Putting a church budget together is serious business. It is the blueprint that shows the responsible allocation of financial resources. A well-crafted budget demonstrates stewardship, accountability, and how the church accomplishes the church’s mission and vision. And one of the most tension-filled aspects of a church budget is getting compensation right. Questions always arise about how much of the budget to dedicate to compensation. But, it is not always as simple as determining that compensation costs for a healthy church budget range from 45%-55%. Churches on either side of that “healthy” percentage require a deeper dive to understand the reasons behind an imbalance.
When creating a church budget, several sub-categories make up the total cost of compensation:
- Salaries – This includes both non-exempt and exempt employees’ annual wages.
- Housing Allowance – The amount paid to licensed or ordained ministers for qualified housing expenses per IRS regulations.
- Benefits – The employer portion of medical, dental, vision, short-term disability, long-term disability, and life insurance.
- Taxes – The employer portion of the FICA tax.
- Retirement – The employer portion toward a retirement plan like a 403(b)(9) plan.
Below the Average
A church with compensation costs under 50% of the total budget should evaluate the following indicators:
- Facilities Costs – Churches carrying a mortgage, especially in areas with high property values like California or New York, often have to lower compensation costs to cover the imbalance of the high facility costs. Churches pushing the limit of their facilities budget at 35% or more typically have lower than average compensation costs. There is only so much of the budget pie to slice.
- Staff Wages – Churches with compensation budgets below 50% and a facility budget below 30%-35% need to evaluate staff wages and benefits. Ministry is hard work. To retain talented employees, strive for compensation that competes with non-ministry work. Use salary compensation data and tools to determine realistic salary ranges for your area; it may be time to give some much-needed raises.
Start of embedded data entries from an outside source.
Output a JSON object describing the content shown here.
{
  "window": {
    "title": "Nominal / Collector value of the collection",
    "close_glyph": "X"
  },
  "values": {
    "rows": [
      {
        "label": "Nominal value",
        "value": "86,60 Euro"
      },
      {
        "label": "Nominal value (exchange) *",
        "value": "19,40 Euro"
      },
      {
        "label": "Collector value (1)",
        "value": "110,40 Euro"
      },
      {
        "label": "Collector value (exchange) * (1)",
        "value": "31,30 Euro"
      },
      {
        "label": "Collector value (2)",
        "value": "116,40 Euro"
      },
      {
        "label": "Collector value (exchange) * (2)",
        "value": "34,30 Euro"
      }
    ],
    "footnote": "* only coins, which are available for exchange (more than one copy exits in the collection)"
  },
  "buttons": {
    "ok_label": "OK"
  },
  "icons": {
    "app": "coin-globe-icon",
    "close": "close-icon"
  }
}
- Staff Size – Attendance remains a primary marker when determining the size of a church and the number of full-time pastoral staff required to support the congregation. Back in the 1960s, the ratio was about 1:500, whereas today, that number shifted to 1:76. That means a church of 500 should have about 6 full-time pastors on staff. Of course, there is no such thing as one size fits all, and there are several variables to take into account, but this marker will help determine if the church is understaffed.
Above the Average
A church that has compensation costs above 55% of the total budget should evaluate the following indicators:
- Staff Wages – This is a touchy topic. As stated above, full-time vocational ministry is hard work, and ministry compensation is not as competitive as the non-ministry equivalent. However, if the church’s compensation budget is beyond 55% of the total budget, it is time to evaluate the pay scale. This process should include determining if an individual staff member’s pay is out of alignment. Overpaying one staff member can throw the compensation category out of range.
- Benefits – It is no secret that the cost of benefits continues to rise. Evaluate the costs of the benefit plans to determine if there are areas to decrease the overall costs.
- Staff Size – If wages are in alignment and the compensation is over 55% of the total budget, then it is time to consider the size of the staff. Declining attendance means the number of people on the staff needs to be adjusted accordingly. No doubt, hard decisions are on the horizon. Remember, the church exists to fulfill its mission.
Regardless of which side of the compensation percentage scale your church falls, taking the time to carefully, thoughtfully, and prayerfully evaluate compensation costs will help put it on the right track. Use these guides to help find areas in the compensation budget to refine costs and ultimately put the church on the pathway to fulfilling its mission.